Gamesa Wind Turbines is set to build 2,000 MW of wind power across the continent after receiving an order for $2 billion. The company is currently building manufacturing plants in Gujarat and Tamil Nadu to supply parts for wind turbines for the project, which is expected to be completed in the next five years. India is currently the fifth-largest wind energy producer in the world, having capacity to supply over 13,000 MW as of early 2010. Gamesa Chairman, Ramesh Kymal, said that the order was an indication that an increasing number of companies are considering wind energy a cost-effective and sustainable energy solution.
By Eric Yep and Santanu Choudhury
MUMBAI – Gamesa Wind Turbines Pvt., the Indian unit of Spain’s Gamesa Corporacion Tecnologica SA Tuesday received an order valued at $2 billion from the local unit of Caparo Energy Ltd. to build 2,000 megawatt of wind power projects in the South Asian country.
The first phase of the project of about 150 MW will be commissioned by 2012 and the final phase is expected to be completed by 2016, the two companies said.
Gamesa, one of the world’s largest wind turbine makers by capacity, will supply the wind turbines from its upcoming manufacturing facilities in India. The company, which competes with India’s Suzlon Energy Ltd., has a 500 MW capacity manufacturing unit in Chennai.
It is building new manufacturing facilities to make parts–including blades and towers–for its 2 MW turbines in the western state of Gujarat and the southern state of Tamil Nadu.
The facilities in Gujarat will be operational by September and the new ones in Tamil Nadu by the first quarter of 2012.
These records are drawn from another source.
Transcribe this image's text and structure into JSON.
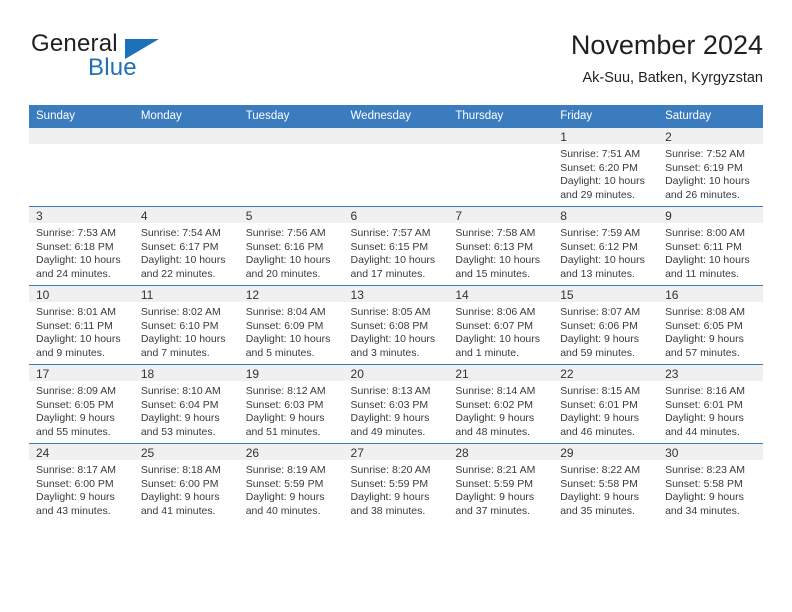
{
  "brand": {
    "name_part1": "General",
    "name_part2": "Blue",
    "logo_icon": "triangle-flag-icon",
    "accent_color": "#1d71b8"
  },
  "header": {
    "title": "November 2024",
    "subtitle": "Ak-Suu, Batken, Kyrgyzstan"
  },
  "theme": {
    "header_row_color": "#3b7cbf",
    "daynum_band_color": "#f0f0f0",
    "text_color": "#3a3a3a"
  },
  "calendar": {
    "weekday_headers": [
      "Sunday",
      "Monday",
      "Tuesday",
      "Wednesday",
      "Thursday",
      "Friday",
      "Saturday"
    ],
    "labels": {
      "sunrise": "Sunrise:",
      "sunset": "Sunset:",
      "daylight": "Daylight:"
    },
    "weeks": [
      [
        {
          "day": "",
          "empty": true
        },
        {
          "day": "",
          "empty": true
        },
        {
          "day": "",
          "empty": true
        },
        {
          "day": "",
          "empty": true
        },
        {
          "day": "",
          "empty": true
        },
        {
          "day": "1",
          "sunrise": "Sunrise: 7:51 AM",
          "sunset": "Sunset: 6:20 PM",
          "daylight": "Daylight: 10 hours and 29 minutes."
        },
        {
          "day": "2",
          "sunrise": "Sunrise: 7:52 AM",
          "sunset": "Sunset: 6:19 PM",
          "daylight": "Daylight: 10 hours and 26 minutes."
        }
      ],
      [
        {
          "day": "3",
          "sunrise": "Sunrise: 7:53 AM",
          "sunset": "Sunset: 6:18 PM",
          "daylight": "Daylight: 10 hours and 24 minutes."
        },
        {
          "day": "4",
          "sunrise": "Sunrise: 7:54 AM",
          "sunset": "Sunset: 6:17 PM",
          "daylight": "Daylight: 10 hours and 22 minutes."
        },
        {
          "day": "5",
          "sunrise": "Sunrise: 7:56 AM",
          "sunset": "Sunset: 6:16 PM",
          "daylight": "Daylight: 10 hours and 20 minutes."
        },
        {
          "day": "6",
          "sunrise": "Sunrise: 7:57 AM",
          "sunset": "Sunset: 6:15 PM",
          "daylight": "Daylight: 10 hours and 17 minutes."
        },
        {
          "day": "7",
          "sunrise": "Sunrise: 7:58 AM",
          "sunset": "Sunset: 6:13 PM",
          "daylight": "Daylight: 10 hours and 15 minutes."
        },
        {
          "day": "8",
          "sunrise": "Sunrise: 7:59 AM",
          "sunset": "Sunset: 6:12 PM",
          "daylight": "Daylight: 10 hours and 13 minutes."
        },
        {
          "day": "9",
          "sunrise": "Sunrise: 8:00 AM",
          "sunset": "Sunset: 6:11 PM",
          "daylight": "Daylight: 10 hours and 11 minutes."
        }
      ],
      [
        {
          "day": "10",
          "sunrise": "Sunrise: 8:01 AM",
          "sunset": "Sunset: 6:11 PM",
          "daylight": "Daylight: 10 hours and 9 minutes."
        },
        {
          "day": "11",
          "sunrise": "Sunrise: 8:02 AM",
          "sunset": "Sunset: 6:10 PM",
          "daylight": "Daylight: 10 hours and 7 minutes."
        },
        {
          "day": "12",
          "sunrise": "Sunrise: 8:04 AM",
          "sunset": "Sunset: 6:09 PM",
          "daylight": "Daylight: 10 hours and 5 minutes."
        },
        {
          "day": "13",
          "sunrise": "Sunrise: 8:05 AM",
          "sunset": "Sunset: 6:08 PM",
          "daylight": "Daylight: 10 hours and 3 minutes."
        },
        {
          "day": "14",
          "sunrise": "Sunrise: 8:06 AM",
          "sunset": "Sunset: 6:07 PM",
          "daylight": "Daylight: 10 hours and 1 minute."
        },
        {
          "day": "15",
          "sunrise": "Sunrise: 8:07 AM",
          "sunset": "Sunset: 6:06 PM",
          "daylight": "Daylight: 9 hours and 59 minutes."
        },
        {
          "day": "16",
          "sunrise": "Sunrise: 8:08 AM",
          "sunset": "Sunset: 6:05 PM",
          "daylight": "Daylight: 9 hours and 57 minutes."
        }
      ],
      [
        {
          "day": "17",
          "sunrise": "Sunrise: 8:09 AM",
          "sunset": "Sunset: 6:05 PM",
          "daylight": "Daylight: 9 hours and 55 minutes."
        },
        {
          "day": "18",
          "sunrise": "Sunrise: 8:10 AM",
          "sunset": "Sunset: 6:04 PM",
          "daylight": "Daylight: 9 hours and 53 minutes."
        },
        {
          "day": "19",
          "sunrise": "Sunrise: 8:12 AM",
          "sunset": "Sunset: 6:03 PM",
          "daylight": "Daylight: 9 hours and 51 minutes."
        },
        {
          "day": "20",
          "sunrise": "Sunrise: 8:13 AM",
          "sunset": "Sunset: 6:03 PM",
          "daylight": "Daylight: 9 hours and 49 minutes."
        },
        {
          "day": "21",
          "sunrise": "Sunrise: 8:14 AM",
          "sunset": "Sunset: 6:02 PM",
          "daylight": "Daylight: 9 hours and 48 minutes."
        },
        {
          "day": "22",
          "sunrise": "Sunrise: 8:15 AM",
          "sunset": "Sunset: 6:01 PM",
          "daylight": "Daylight: 9 hours and 46 minutes."
        },
        {
          "day": "23",
          "sunrise": "Sunrise: 8:16 AM",
          "sunset": "Sunset: 6:01 PM",
          "daylight": "Daylight: 9 hours and 44 minutes."
        }
      ],
      [
        {
          "day": "24",
          "sunrise": "Sunrise: 8:17 AM",
          "sunset": "Sunset: 6:00 PM",
          "daylight": "Daylight: 9 hours and 43 minutes."
        },
        {
          "day": "25",
          "sunrise": "Sunrise: 8:18 AM",
          "sunset": "Sunset: 6:00 PM",
          "daylight": "Daylight: 9 hours and 41 minutes."
        },
        {
          "day": "26",
          "sunrise": "Sunrise: 8:19 AM",
          "sunset": "Sunset: 5:59 PM",
          "daylight": "Daylight: 9 hours and 40 minutes."
        },
        {
          "day": "27",
          "sunrise": "Sunrise: 8:20 AM",
          "sunset": "Sunset: 5:59 PM",
          "daylight": "Daylight: 9 hours and 38 minutes."
        },
        {
          "day": "28",
          "sunrise": "Sunrise: 8:21 AM",
          "sunset": "Sunset: 5:59 PM",
          "daylight": "Daylight: 9 hours and 37 minutes."
        },
        {
          "day": "29",
          "sunrise": "Sunrise: 8:22 AM",
          "sunset": "Sunset: 5:58 PM",
          "daylight": "Daylight: 9 hours and 35 minutes."
        },
        {
          "day": "30",
          "sunrise": "Sunrise: 8:23 AM",
          "sunset": "Sunset: 5:58 PM",
          "daylight": "Daylight: 9 hours and 34 minutes."
        }
      ]
    ]
  }
}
Global wind energy majors such as Gamesa and Suzlon have turned to fast-growing economies where rising energy requirement is fueling investments in renewables. In India, high fuel prices and the nuclear crisis in Japan earlier this year have reignited interest in renewable energy sources.
In the traditional markets of the U.S. and Western Europe, the recovery in demand for costlier renewable energy has been very slow after the economic downturn.
“This order underlines the acceptance of wind energy as a viable and profitable solution to meet the increasing appetite among corporates for reducing their carbon footprint and meeting energy needs through sustainable energy sources,” said Ramesh Kymal, chairman and managing director of Gamesa in India.
India had wind power capacity of more than 13,000 MW as of March 31, 2010, according to the country’s renewable energy ministry. India is the world’s fifth-largest wind energy producer.
The Global Wind Energy Council, an industry body, expects that by 2020 the South Asian country would have total wind power capacity of at least 46,000 MW and up to 65,000 MW.
“This is an important relationship with a strong and committed partner that will help us move into the next phase of our wind farm development and roll out in India,” said Ravi Kailas, chief executive at Caparo Energy India Ltd. “This agreement with Gamesa will be a significant step in meeting the long-term development goals of our company.”
Caparo Energy has its registered office in the Channel Islands and was listed on London’s junior Alternative Investment Market in October 2010. It focuses on developing wind power projects in India.